### Prompt
Lines below containing the word "установка" should be copied out.

### The data
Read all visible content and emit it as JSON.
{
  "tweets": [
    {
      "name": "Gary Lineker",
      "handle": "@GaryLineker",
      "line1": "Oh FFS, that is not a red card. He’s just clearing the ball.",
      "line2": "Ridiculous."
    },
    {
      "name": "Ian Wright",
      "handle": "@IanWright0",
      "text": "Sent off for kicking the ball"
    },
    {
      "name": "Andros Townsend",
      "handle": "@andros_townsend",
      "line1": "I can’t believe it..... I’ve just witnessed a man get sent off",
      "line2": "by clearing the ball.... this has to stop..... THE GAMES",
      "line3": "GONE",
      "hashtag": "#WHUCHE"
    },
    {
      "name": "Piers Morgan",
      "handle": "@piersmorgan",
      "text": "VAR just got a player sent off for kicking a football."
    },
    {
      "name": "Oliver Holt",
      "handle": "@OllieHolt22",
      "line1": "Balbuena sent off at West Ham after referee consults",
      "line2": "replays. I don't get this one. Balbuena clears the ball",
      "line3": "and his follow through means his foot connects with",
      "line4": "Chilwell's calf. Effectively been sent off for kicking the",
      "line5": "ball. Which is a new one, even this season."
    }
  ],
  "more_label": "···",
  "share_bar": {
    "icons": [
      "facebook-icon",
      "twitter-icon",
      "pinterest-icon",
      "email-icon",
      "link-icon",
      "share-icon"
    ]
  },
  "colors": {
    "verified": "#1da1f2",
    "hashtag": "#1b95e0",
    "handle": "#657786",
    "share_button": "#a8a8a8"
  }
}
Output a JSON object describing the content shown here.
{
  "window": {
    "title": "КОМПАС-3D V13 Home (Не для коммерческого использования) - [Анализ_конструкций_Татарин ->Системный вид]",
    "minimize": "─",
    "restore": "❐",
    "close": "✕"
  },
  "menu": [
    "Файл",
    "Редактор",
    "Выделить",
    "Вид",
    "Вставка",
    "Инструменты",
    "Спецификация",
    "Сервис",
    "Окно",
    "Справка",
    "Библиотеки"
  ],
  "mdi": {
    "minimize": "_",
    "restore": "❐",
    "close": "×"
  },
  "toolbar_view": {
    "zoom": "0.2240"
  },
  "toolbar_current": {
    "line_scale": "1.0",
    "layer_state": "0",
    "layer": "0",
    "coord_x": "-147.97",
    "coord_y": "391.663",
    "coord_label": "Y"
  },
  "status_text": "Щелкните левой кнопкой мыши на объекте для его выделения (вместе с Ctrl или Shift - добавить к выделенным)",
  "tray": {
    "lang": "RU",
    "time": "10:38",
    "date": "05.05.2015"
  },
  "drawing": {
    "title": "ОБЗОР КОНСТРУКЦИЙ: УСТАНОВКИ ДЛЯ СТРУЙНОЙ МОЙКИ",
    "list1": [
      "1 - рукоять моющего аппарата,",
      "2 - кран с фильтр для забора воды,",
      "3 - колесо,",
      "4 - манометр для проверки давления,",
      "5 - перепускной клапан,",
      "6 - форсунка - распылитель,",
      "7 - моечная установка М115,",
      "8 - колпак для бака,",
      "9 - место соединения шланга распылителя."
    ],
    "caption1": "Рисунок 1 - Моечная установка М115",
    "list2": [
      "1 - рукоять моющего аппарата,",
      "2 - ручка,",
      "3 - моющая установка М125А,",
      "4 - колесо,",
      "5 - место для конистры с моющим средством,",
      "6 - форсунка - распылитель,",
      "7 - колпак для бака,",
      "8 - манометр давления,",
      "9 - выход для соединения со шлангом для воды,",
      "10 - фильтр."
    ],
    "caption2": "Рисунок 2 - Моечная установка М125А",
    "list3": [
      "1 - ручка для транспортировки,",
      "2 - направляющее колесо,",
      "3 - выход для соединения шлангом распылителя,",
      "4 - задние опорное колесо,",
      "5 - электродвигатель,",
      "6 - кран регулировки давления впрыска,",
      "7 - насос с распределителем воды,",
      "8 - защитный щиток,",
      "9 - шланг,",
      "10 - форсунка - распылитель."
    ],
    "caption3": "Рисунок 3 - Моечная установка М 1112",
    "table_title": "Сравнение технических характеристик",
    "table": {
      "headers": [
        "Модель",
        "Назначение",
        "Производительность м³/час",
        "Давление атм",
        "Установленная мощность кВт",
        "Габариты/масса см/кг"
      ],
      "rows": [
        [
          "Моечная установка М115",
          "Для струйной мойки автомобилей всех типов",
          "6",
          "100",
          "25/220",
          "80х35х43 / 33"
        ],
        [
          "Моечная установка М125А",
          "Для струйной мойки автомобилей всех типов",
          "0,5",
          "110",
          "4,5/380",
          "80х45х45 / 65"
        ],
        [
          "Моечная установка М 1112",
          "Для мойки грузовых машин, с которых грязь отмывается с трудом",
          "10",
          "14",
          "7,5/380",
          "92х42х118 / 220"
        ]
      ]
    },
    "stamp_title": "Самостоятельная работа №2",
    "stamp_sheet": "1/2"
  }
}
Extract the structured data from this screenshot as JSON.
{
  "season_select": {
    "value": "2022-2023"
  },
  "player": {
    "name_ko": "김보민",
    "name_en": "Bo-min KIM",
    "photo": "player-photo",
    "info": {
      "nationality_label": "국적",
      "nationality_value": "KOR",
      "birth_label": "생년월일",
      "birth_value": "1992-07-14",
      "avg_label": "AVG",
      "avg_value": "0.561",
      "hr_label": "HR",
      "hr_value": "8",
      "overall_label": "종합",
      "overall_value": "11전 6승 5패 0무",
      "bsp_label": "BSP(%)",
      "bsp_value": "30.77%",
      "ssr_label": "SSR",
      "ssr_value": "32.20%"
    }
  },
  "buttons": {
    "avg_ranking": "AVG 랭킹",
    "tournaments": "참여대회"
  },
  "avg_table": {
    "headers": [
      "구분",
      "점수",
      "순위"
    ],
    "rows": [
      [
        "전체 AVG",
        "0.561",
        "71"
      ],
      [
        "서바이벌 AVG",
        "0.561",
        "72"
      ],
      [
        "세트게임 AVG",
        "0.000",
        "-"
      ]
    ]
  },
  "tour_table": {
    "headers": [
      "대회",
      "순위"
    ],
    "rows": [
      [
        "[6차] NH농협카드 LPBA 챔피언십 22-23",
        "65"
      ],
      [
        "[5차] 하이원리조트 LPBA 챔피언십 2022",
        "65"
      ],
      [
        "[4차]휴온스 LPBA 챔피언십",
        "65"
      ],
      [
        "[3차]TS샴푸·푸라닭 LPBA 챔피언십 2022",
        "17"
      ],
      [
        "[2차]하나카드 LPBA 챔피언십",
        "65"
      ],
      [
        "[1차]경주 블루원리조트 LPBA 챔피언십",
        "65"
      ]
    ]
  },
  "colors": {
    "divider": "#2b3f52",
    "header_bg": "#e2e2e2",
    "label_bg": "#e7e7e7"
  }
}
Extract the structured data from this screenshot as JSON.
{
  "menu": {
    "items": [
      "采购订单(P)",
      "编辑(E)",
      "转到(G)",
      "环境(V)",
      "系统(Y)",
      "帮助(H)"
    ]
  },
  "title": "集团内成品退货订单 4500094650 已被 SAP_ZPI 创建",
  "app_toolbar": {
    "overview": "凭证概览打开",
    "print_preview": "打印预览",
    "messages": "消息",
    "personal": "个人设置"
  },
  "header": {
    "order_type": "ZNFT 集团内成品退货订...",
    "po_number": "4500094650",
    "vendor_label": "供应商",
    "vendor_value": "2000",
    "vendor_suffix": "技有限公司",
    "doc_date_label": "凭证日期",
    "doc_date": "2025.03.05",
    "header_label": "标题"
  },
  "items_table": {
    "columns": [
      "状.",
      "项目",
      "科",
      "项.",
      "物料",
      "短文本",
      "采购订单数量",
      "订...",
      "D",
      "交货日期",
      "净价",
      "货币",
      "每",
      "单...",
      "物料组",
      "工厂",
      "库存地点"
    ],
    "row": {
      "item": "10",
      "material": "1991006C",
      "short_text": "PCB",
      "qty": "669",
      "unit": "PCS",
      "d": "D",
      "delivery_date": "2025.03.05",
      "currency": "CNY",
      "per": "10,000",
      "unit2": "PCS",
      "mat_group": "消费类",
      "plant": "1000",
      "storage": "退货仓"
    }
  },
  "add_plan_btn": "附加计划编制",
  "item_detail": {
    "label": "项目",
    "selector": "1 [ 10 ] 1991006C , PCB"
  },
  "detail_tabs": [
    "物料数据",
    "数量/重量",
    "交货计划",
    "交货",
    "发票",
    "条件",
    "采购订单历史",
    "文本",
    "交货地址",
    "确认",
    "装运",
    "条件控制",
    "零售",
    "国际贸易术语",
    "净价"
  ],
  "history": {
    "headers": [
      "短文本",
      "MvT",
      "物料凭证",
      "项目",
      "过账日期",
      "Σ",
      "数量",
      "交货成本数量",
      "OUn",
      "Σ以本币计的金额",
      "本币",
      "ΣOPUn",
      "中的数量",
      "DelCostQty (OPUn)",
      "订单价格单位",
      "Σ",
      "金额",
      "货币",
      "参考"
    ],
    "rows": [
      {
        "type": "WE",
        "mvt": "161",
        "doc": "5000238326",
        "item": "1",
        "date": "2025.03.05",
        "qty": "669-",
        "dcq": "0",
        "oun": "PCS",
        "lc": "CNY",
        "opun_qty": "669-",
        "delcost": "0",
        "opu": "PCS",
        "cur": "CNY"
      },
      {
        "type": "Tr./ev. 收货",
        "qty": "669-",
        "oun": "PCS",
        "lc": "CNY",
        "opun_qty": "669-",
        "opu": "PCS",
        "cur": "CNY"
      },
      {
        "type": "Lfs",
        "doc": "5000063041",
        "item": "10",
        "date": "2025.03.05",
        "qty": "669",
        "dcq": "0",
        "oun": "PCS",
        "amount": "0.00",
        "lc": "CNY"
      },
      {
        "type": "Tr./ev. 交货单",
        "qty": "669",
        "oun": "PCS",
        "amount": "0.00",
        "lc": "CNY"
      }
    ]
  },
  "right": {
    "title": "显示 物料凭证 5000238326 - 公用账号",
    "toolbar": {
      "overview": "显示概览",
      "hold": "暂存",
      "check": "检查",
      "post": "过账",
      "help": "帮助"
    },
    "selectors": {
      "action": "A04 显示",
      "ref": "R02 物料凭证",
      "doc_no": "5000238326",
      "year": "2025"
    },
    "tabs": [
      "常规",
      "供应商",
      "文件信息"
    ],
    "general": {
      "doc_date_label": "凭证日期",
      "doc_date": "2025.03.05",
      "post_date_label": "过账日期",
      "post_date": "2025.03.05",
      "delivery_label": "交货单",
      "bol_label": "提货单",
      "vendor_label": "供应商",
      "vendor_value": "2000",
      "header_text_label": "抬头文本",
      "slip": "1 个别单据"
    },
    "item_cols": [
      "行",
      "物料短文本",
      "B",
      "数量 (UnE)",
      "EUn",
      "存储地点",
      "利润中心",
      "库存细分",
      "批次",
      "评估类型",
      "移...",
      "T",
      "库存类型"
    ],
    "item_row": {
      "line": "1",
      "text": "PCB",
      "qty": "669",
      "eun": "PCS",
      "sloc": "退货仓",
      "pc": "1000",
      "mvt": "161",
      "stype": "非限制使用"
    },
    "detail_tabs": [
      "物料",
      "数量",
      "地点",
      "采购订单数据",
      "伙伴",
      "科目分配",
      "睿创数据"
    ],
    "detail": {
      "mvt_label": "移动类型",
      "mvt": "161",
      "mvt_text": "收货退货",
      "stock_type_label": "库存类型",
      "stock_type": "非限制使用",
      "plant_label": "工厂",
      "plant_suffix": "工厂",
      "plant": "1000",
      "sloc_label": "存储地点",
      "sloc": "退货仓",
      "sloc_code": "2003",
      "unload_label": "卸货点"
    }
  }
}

### Your response
      "7 - моечная установка М115,",
    "caption1": "Рисунок 1 - Моечная установка М115",
      "3 - моющая установка М125А,",
    "caption2": "Рисунок 2 - Моечная установка М125А",
    "caption3": "Рисунок 3 - Моечная установка М 1112",
          "Моечная установка М115",
          "Моечная установка М125А",
          "Моечная установка М 1112",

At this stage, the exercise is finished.